Here is famed columnist H.L. Mencken on the father of our country: “He was the Rockefeller of his time. A very rich man, he was a promoter of stock companies, a land grabber, and exploiter of minerals and timber. He had a strong liking for forthright and pugnacious men — and a contempt for lawyers, schoolmasters, and other such obscurantists. He was not pious. He drank whiskey whenever he felt chilly. He knew far more profanity than Scripture.” Mencken also hinted that Washington was not without an eye for the fairer sex.

Sound like someone else we know? OK, Donald Trump is not exactly George Washington. But like Washington before him, Trump has given us every indication that he doesn’t really want the job Washington once had. Like Washington, he has another life. Like Washington, he thinks that other life is a far better one.

To be sure, the Donald has his own unique ways of making his reluctance known to us. Focusing only on his public acts, think of the insults hurled at fellow Republicans. His treatment of the press. His failure to organize a grass-roots campaign. His slap-dash debate performances. His thin-skinnedness. The nastiness of his jabs at Hillary Clinton.

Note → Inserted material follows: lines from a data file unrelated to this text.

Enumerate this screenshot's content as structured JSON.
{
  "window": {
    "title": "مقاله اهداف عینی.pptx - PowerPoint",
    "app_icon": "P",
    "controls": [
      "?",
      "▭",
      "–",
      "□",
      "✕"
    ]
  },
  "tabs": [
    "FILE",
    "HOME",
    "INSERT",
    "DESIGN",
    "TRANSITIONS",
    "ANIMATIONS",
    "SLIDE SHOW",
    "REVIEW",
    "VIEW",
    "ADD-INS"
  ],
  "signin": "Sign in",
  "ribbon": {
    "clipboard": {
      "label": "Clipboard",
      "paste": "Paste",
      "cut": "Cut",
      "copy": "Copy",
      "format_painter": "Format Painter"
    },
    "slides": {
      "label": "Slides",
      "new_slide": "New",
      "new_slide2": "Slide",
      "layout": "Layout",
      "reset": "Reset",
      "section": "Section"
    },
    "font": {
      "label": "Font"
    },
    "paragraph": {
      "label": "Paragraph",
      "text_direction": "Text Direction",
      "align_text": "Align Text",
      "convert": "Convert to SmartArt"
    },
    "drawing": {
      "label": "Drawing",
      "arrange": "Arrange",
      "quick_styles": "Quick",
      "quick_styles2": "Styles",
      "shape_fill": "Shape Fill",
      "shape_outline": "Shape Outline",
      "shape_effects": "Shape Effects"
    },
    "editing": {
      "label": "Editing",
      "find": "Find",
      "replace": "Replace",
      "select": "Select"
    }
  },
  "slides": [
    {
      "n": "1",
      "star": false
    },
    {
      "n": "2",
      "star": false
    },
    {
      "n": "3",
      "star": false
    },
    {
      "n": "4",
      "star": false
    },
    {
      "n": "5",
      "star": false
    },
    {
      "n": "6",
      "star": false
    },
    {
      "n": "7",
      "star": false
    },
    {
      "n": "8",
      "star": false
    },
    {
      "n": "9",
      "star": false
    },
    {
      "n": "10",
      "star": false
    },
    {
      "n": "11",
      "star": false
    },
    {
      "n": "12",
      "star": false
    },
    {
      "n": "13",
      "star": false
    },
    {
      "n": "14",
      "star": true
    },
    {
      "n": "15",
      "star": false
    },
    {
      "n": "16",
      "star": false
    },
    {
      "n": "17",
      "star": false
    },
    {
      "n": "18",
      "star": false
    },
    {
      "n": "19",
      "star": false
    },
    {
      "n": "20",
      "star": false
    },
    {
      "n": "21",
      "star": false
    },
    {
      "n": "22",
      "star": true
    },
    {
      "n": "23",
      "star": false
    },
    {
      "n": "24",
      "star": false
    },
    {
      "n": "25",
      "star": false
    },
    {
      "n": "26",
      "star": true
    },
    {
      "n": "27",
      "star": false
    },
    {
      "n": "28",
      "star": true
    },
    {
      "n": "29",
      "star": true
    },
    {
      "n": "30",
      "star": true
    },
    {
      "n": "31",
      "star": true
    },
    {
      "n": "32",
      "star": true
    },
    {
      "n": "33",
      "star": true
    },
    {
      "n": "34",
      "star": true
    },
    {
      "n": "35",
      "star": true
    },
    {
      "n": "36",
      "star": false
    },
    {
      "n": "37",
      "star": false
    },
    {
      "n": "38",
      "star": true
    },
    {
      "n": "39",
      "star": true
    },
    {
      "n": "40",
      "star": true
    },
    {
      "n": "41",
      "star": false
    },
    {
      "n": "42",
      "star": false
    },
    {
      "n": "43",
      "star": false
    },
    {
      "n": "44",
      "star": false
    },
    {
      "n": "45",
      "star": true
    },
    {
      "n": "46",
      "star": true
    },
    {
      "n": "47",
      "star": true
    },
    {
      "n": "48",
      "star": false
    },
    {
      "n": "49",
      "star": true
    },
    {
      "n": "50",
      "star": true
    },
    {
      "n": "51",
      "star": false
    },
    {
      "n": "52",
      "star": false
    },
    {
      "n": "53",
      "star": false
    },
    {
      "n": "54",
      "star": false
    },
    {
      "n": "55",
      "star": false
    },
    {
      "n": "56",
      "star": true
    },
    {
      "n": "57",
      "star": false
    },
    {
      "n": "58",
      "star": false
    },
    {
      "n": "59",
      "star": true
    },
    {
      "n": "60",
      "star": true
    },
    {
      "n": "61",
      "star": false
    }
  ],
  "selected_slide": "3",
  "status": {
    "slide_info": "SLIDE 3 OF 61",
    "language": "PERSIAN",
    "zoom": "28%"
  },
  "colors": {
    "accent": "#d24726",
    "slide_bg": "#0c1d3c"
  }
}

His refusal to release his tax returns. His even more maddening refusal to hammer away at winning issues. His hints that election would be a kind of demotion. Even his charges of a rigged election play into this theme.

In any number of ways, the man has tried to let us know that he really doesn’t want the job. Maybe our response ought to be to elect him anyway — thereby punishing him in the short run and possibly doing the rest of us a favor in the longer run.

After all, a reluctant occupant of the Oval Office, one anxious to escape after a single term, might be just what the country needs right now. From the border to Obamacare, from the economy to trade, it’s time to start fixing what’s broken before heading wherever home might be.

Here then is the marching order for a reluctant and temporarily demoted “President Trump”: Set the country on a different course, then return, like Washington, to the life you love, at this or that Trump Tower, Trump hotel or Trump golf course.

John C. “Chuck” Chalberg, a former college teacher, is a senior fellow at the Center of the American Experiment.